The new 500 features an 85kW DC rapid charging system that can recharge the 42kWh battery from empty to 80% capacity in just 35 minutes and can provide the car with 31 miles of driving range in just 5 minutes. Buyers can also get a Fiat-branded wall charging box that offers 3kW charging and apparently doesn't need to be professionally installed. This wallbox can be upgraded to allow for 7.4kW charging at home. That 7.4kW wall box allows you to fully charge this electric 500 in just over 6 hours. The car also comes with a mode 3 cable for charging at up to 11kW from a public charging point. It can be charged via AC or DC power points. The important driving range figure is quoted at 186-199 miles on the WLTP cycle - which is close to the 211 mile EV driving figure you'll get from an EV supermini in the next class up, like a Peugeot e-208 or a Vauxhall Corsa-e. As usual with a Fiat, this car is covered by a three-year, unlimited mileage warranty and there's 36 months of breakdown cover included as well. Should you have a problem on a journey, you can use the 'Uconnect' infotainment system to contact roadside assistance. What else might you need to know? Well, servicing intervals are every year or every 12,000 miles, whichever comes first.
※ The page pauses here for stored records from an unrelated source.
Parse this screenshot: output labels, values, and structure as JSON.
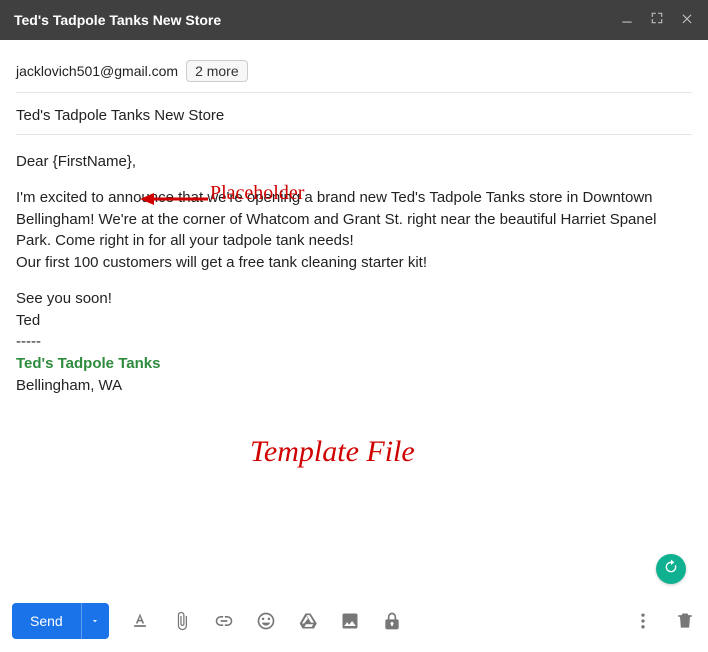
{
  "window": {
    "title": "Ted's Tadpole Tanks New Store"
  },
  "recipients": {
    "primary": "jacklovich501@gmail.com",
    "more_chip": "2 more"
  },
  "subject": "Ted's Tadpole Tanks New Store",
  "body": {
    "greeting": "Dear {FirstName},",
    "p1": "I'm excited to announce that we're opening a brand new Ted's Tadpole Tanks store in Downtown Bellingham! We're at the corner of Whatcom and Grant St. right near the beautiful Harriet Spanel Park. Come right in for all your tadpole tank needs!",
    "p2": "Our first 100 customers will get a free tank cleaning starter kit!",
    "signoff1": "See you soon!",
    "signoff2": "Ted",
    "divider": "-----",
    "sig_name": "Ted's Tadpole Tanks",
    "sig_loc": "Bellingham, WA"
  },
  "annotations": {
    "placeholder_label": "Placeholder",
    "template_label": "Template File"
  },
  "toolbar": {
    "send_label": "Send"
  }
}
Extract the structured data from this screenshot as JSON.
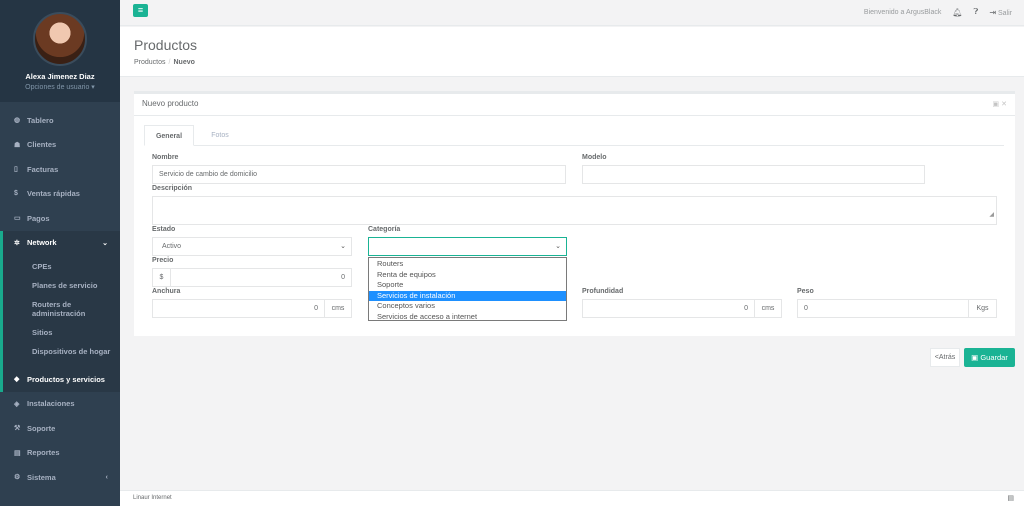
{
  "user": {
    "name": "Alexa Jimenez Diaz",
    "options": "Opciones de usuario ▾"
  },
  "nav": {
    "tablero": "Tablero",
    "clientes": "Clientes",
    "facturas": "Facturas",
    "ventas": "Ventas rápidas",
    "pagos": "Pagos",
    "network": "Network",
    "network_sub": [
      "CPEs",
      "Planes de servicio",
      "Routers de administración",
      "Sitios",
      "Dispositivos de hogar"
    ],
    "productos": "Productos y servicios",
    "instalaciones": "Instalaciones",
    "soporte": "Soporte",
    "reportes": "Reportes",
    "sistema": "Sistema"
  },
  "topbar": {
    "welcome": "Bienvenido a ArgusBlack",
    "logout": "Salir"
  },
  "heading": {
    "title": "Productos",
    "crumb_root": "Productos",
    "crumb_current": "Nuevo"
  },
  "panel": {
    "title": "Nuevo producto"
  },
  "tabs": {
    "general": "General",
    "fotos": "Fotos"
  },
  "form": {
    "nombre_label": "Nombre",
    "nombre_value": "Servicio de cambio de domicilio",
    "modelo_label": "Modelo",
    "modelo_value": "",
    "descripcion_label": "Descripción",
    "estado_label": "Estado",
    "estado_value": "Activo",
    "categoria_label": "Categoría",
    "categoria_value": "",
    "precio_label": "Precio",
    "precio_prefix": "$",
    "precio_value": "0",
    "anchura_label": "Anchura",
    "anchura_value": "0",
    "anchura_unit": "cms",
    "profundidad_label": "Profundidad",
    "profundidad_value": "0",
    "profundidad_unit": "cms",
    "peso_label": "Peso",
    "peso_value": "0",
    "peso_unit": "Kgs"
  },
  "categoria_options": [
    "Routers",
    "Renta de equipos",
    "Soporte",
    "Servicios de instalación",
    "Conceptos varios",
    "Servicios de acceso a internet"
  ],
  "categoria_highlighted": "Servicios de instalación",
  "buttons": {
    "back": "<Atrás",
    "save": "Guardar"
  },
  "footer": {
    "text": "Linaur Internet"
  },
  "colors": {
    "sidebar": "#2f4050",
    "accent": "#1ab394",
    "highlight": "#1e90ff"
  }
}
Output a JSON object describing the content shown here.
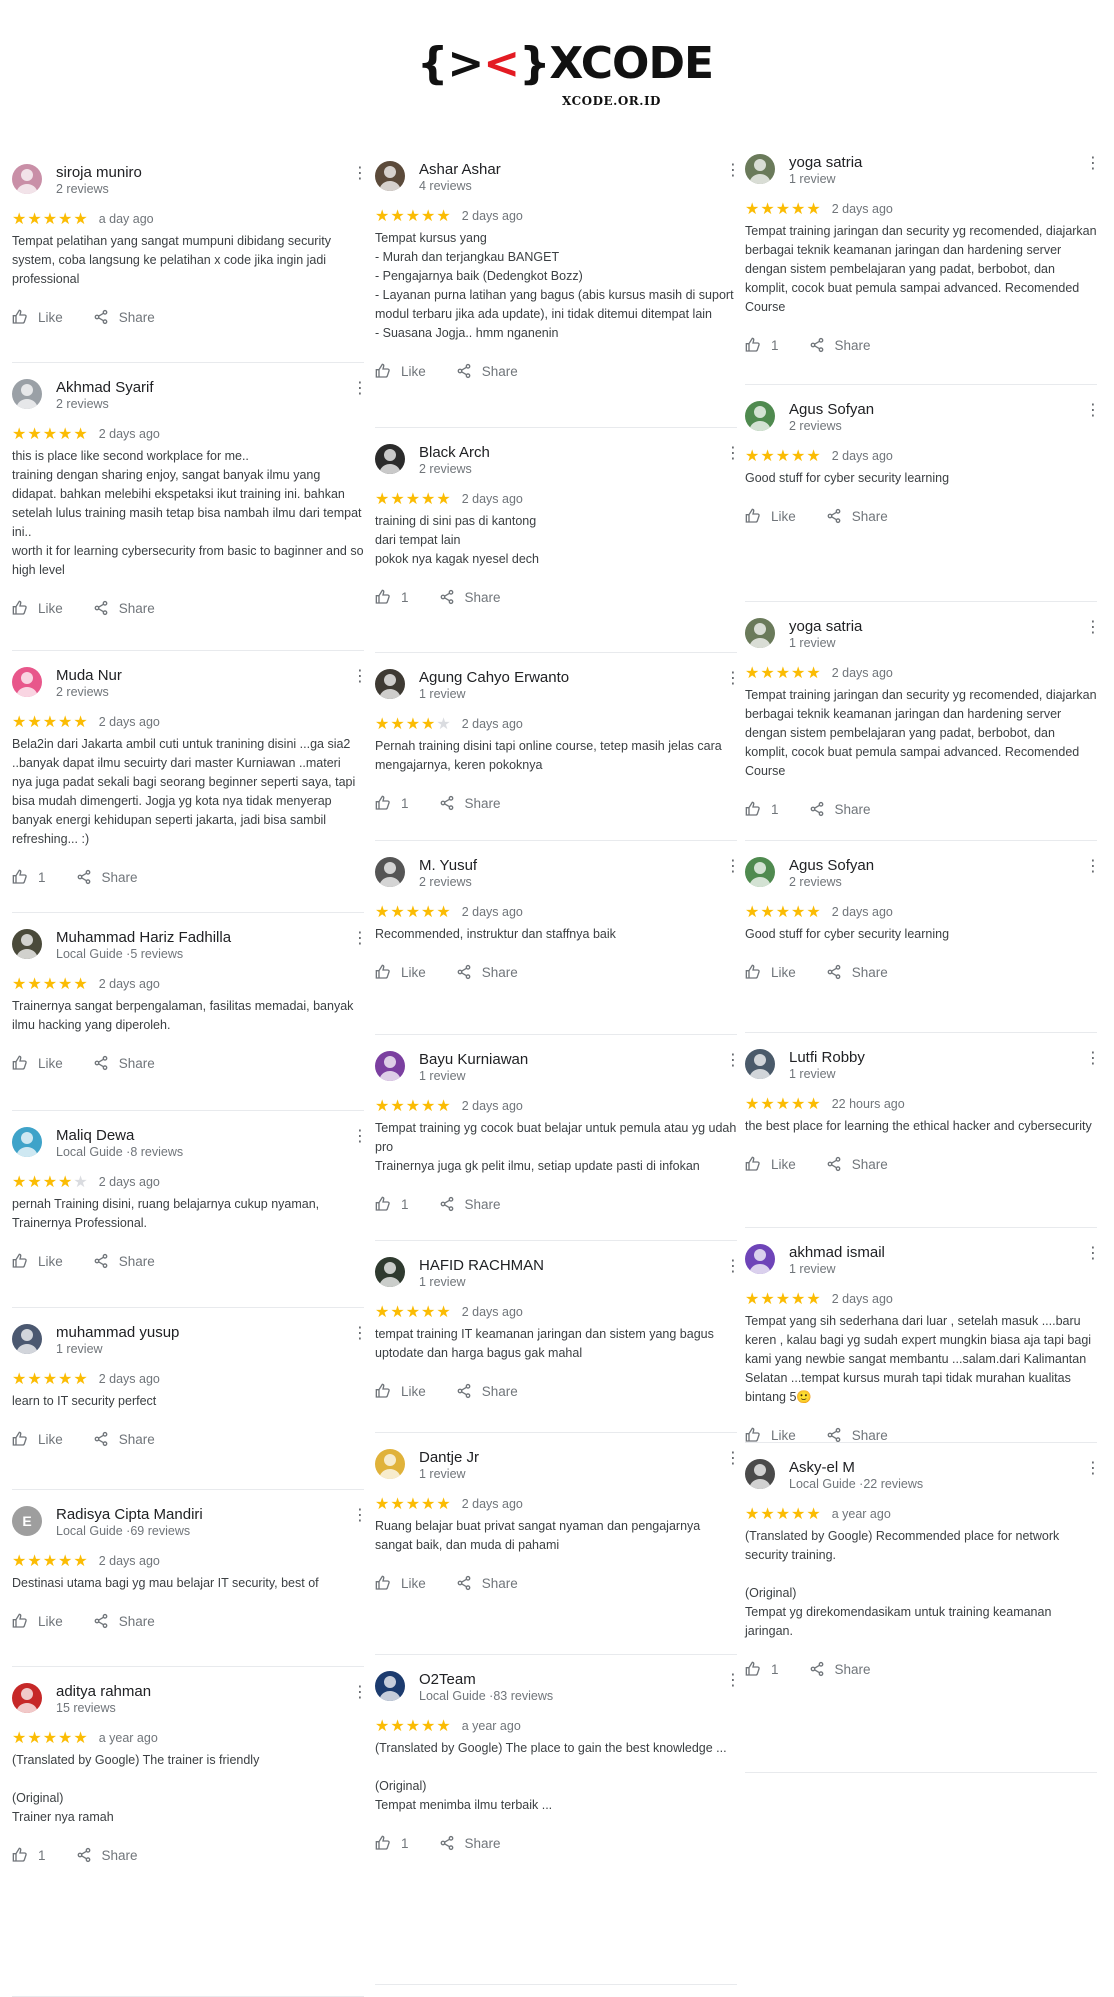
{
  "brand": {
    "open": "{>",
    "x": "<",
    "close": "}",
    "name": "XCODE",
    "domain": "XCODE.OR.ID"
  },
  "labels": {
    "like": "Like",
    "share": "Share"
  },
  "columns": [
    [
      {
        "name": "siroja muniro",
        "meta": "2 reviews",
        "stars": 5,
        "date": "a day ago",
        "text": "Tempat pelatihan yang sangat mumpuni dibidang security system, coba langsung ke pelatihan x code jika ingin jadi professional",
        "likes": "",
        "avatar": "icon",
        "color": "#c98fa7"
      },
      {
        "name": "Akhmad Syarif",
        "meta": "2 reviews",
        "stars": 5,
        "date": "2 days ago",
        "text": "this is place like second workplace for me..\ntraining dengan sharing enjoy, sangat banyak ilmu yang didapat. bahkan melebihi ekspetaksi ikut training ini. bahkan setelah lulus training masih tetap bisa nambah ilmu dari tempat ini..\nworth it for learning cybersecurity from basic to baginner and so high level",
        "likes": "",
        "avatar": "icon",
        "color": "#9aa0a6"
      },
      {
        "name": "Muda Nur",
        "meta": "2 reviews",
        "stars": 5,
        "date": "2 days ago",
        "text": "Bela2in dari Jakarta ambil cuti untuk tranining disini ...ga sia2 ..banyak dapat ilmu secuirty dari master Kurniawan ..materi nya juga padat sekali bagi seorang beginner seperti saya, tapi bisa mudah dimengerti. Jogja yg kota nya tidak menyerap banyak energi kehidupan seperti jakarta, jadi bisa sambil refreshing... :)",
        "likes": "1",
        "avatar": "icon",
        "color": "#e8578b"
      },
      {
        "name": "Muhammad Hariz Fadhilla",
        "meta": "Local Guide ·5 reviews",
        "stars": 5,
        "date": "2 days ago",
        "text": "Trainernya sangat berpengalaman, fasilitas memadai, banyak ilmu hacking yang diperoleh.",
        "likes": "",
        "avatar": "icon",
        "color": "#4a4a3a"
      },
      {
        "name": "Maliq Dewa",
        "meta": "Local Guide ·8 reviews",
        "stars": 4,
        "date": "2 days ago",
        "text": "pernah Training disini, ruang belajarnya cukup nyaman, Trainernya Professional.",
        "likes": "",
        "avatar": "icon",
        "color": "#3fa3c9"
      },
      {
        "name": "muhammad yusup",
        "meta": "1 review",
        "stars": 5,
        "date": "2 days ago",
        "text": "learn to IT security perfect",
        "likes": "",
        "avatar": "icon",
        "color": "#4b5870"
      },
      {
        "name": "Radisya Cipta Mandiri",
        "meta": "Local Guide ·69 reviews",
        "stars": 5,
        "date": "2 days ago",
        "text": "Destinasi utama bagi yg mau belajar IT security, best of",
        "likes": "",
        "avatar": "E",
        "color": "#9e9e9e"
      },
      {
        "name": "aditya rahman",
        "meta": "15 reviews",
        "stars": 5,
        "date": "a year ago",
        "text": "(Translated by Google) The trainer is friendly\n\n(Original)\nTrainer nya ramah",
        "likes": "1",
        "avatar": "icon",
        "color": "#c62828"
      }
    ],
    [
      {
        "name": "Ashar Ashar",
        "meta": "4 reviews",
        "stars": 5,
        "date": "2 days ago",
        "text": "Tempat kursus yang\n- Murah dan terjangkau BANGET\n- Pengajarnya baik (Dedengkot Bozz)\n- Layanan purna latihan yang bagus (abis kursus masih di suport modul terbaru jika ada update), ini tidak ditemui ditempat lain\n- Suasana Jogja.. hmm nganenin",
        "likes": "",
        "avatar": "icon",
        "color": "#5b4a3a"
      },
      {
        "name": "Black Arch",
        "meta": "2 reviews",
        "stars": 5,
        "date": "2 days ago",
        "text": "training di sini pas di kantong\ndari tempat lain\npokok nya kagak nyesel dech",
        "likes": "1",
        "avatar": "icon",
        "color": "#2b2b2b"
      },
      {
        "name": "Agung Cahyo Erwanto",
        "meta": "1 review",
        "stars": 4,
        "date": "2 days ago",
        "text": "Pernah training disini tapi online course, tetep masih jelas cara mengajarnya, keren pokoknya",
        "likes": "1",
        "avatar": "icon",
        "color": "#3e3a33"
      },
      {
        "name": "M. Yusuf",
        "meta": "2 reviews",
        "stars": 5,
        "date": "2 days ago",
        "text": "Recommended, instruktur dan staffnya baik",
        "likes": "",
        "avatar": "icon",
        "color": "#555555"
      },
      {
        "name": "Bayu Kurniawan",
        "meta": "1 review",
        "stars": 5,
        "date": "2 days ago",
        "text": "Tempat training yg cocok buat belajar untuk pemula atau yg udah pro\nTrainernya juga gk pelit ilmu, setiap update pasti di infokan",
        "likes": "1",
        "avatar": "icon",
        "color": "#7b3fa0"
      },
      {
        "name": "HAFID RACHMAN",
        "meta": "1 review",
        "stars": 5,
        "date": "2 days ago",
        "text": "tempat training IT keamanan jaringan dan sistem yang bagus uptodate dan harga bagus gak mahal",
        "likes": "",
        "avatar": "icon",
        "color": "#2f3a2f"
      },
      {
        "name": "Dantje Jr",
        "meta": "1 review",
        "stars": 5,
        "date": "2 days ago",
        "text": "Ruang belajar buat privat sangat nyaman dan pengajarnya sangat baik, dan muda di pahami",
        "likes": "",
        "avatar": "icon",
        "color": "#e0b23a"
      },
      {
        "name": "O2Team",
        "meta": "Local Guide ·83 reviews",
        "stars": 5,
        "date": "a year ago",
        "text": "(Translated by Google) The place to gain the best knowledge ...\n\n(Original)\nTempat menimba ilmu terbaik ...",
        "likes": "1",
        "avatar": "icon",
        "color": "#1c3b6e"
      }
    ],
    [
      {
        "name": "yoga satria",
        "meta": "1 review",
        "stars": 5,
        "date": "2 days ago",
        "text": "Tempat training jaringan dan security yg recomended, diajarkan berbagai teknik keamanan jaringan dan hardening server dengan sistem pembelajaran yang padat, berbobot, dan komplit, cocok buat pemula sampai advanced. Recomended Course",
        "likes": "1",
        "avatar": "icon",
        "color": "#6a7a5a"
      },
      {
        "name": "Agus Sofyan",
        "meta": "2 reviews",
        "stars": 5,
        "date": "2 days ago",
        "text": "Good stuff for cyber security learning",
        "likes": "",
        "avatar": "icon",
        "color": "#4f8a4f"
      },
      {
        "name": "yoga satria",
        "meta": "1 review",
        "stars": 5,
        "date": "2 days ago",
        "text": "Tempat training jaringan dan security yg recomended, diajarkan berbagai teknik keamanan jaringan dan hardening server dengan sistem pembelajaran yang padat, berbobot, dan komplit, cocok buat pemula sampai advanced. Recomended Course",
        "likes": "1",
        "avatar": "icon",
        "color": "#6a7a5a"
      },
      {
        "name": "Agus Sofyan",
        "meta": "2 reviews",
        "stars": 5,
        "date": "2 days ago",
        "text": "Good stuff for cyber security learning",
        "likes": "",
        "avatar": "icon",
        "color": "#4f8a4f"
      },
      {
        "name": "Lutfi Robby",
        "meta": "1 review",
        "stars": 5,
        "date": "22 hours ago",
        "text": "the best place for learning the ethical hacker and cybersecurity",
        "likes": "",
        "avatar": "icon",
        "color": "#4a5a6a"
      },
      {
        "name": "akhmad ismail",
        "meta": "1 review",
        "stars": 5,
        "date": "2 days ago",
        "text": "Tempat yang sih sederhana dari luar , setelah masuk ....baru keren , kalau bagi yg sudah expert mungkin biasa aja tapi bagi kami yang newbie sangat membantu ...salam.dari Kalimantan Selatan ...tempat kursus murah tapi tidak murahan kualitas bintang 5🙂",
        "likes": "",
        "avatar": "icon",
        "color": "#6e44b8"
      },
      {
        "name": "Asky-el M",
        "meta": "Local Guide ·22 reviews",
        "stars": 5,
        "date": "a year ago",
        "text": "(Translated by Google) Recommended place for network security training.\n\n(Original)\nTempat yg direkomendasikam untuk training keamanan jaringan.",
        "likes": "1",
        "avatar": "icon",
        "color": "#4a4a4a"
      }
    ]
  ],
  "colors": {
    "star": "#fbbc04",
    "meta": "#70757a",
    "text": "#3c4043",
    "brand_red": "#e31b23"
  }
}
Owners can keep up to date with their car's maintenance schedule via the 'My Car' section of that 'My E-Charge' Fiat app, which briefs you on the time of your next service and various maintenance issues.
In the past, Fiat 500 buyers have shown a desire to spend plenty on cars from this model line - which is just as well because they'll have to spend plenty to enter the era of 'New 500'. Looking at the list figures, you can see why it was so vital that the old model should continue as a more affordable option - a stepping stone to this new design So is this new EV-era 500 worth aspiring to? We think many loyal (mainly female) buyers will think so. It's just as stylish as its MINI Electric and Honda e rivals and set a new high bar in terms of driving range for a tiny EV that embarrasses both of them. Which goes some way to justifying a high price that hopefully will become more accessible as the range broadens. This is no longer the cheap Peoples' Car it once was. But without doubt, it retains the spirit of the original.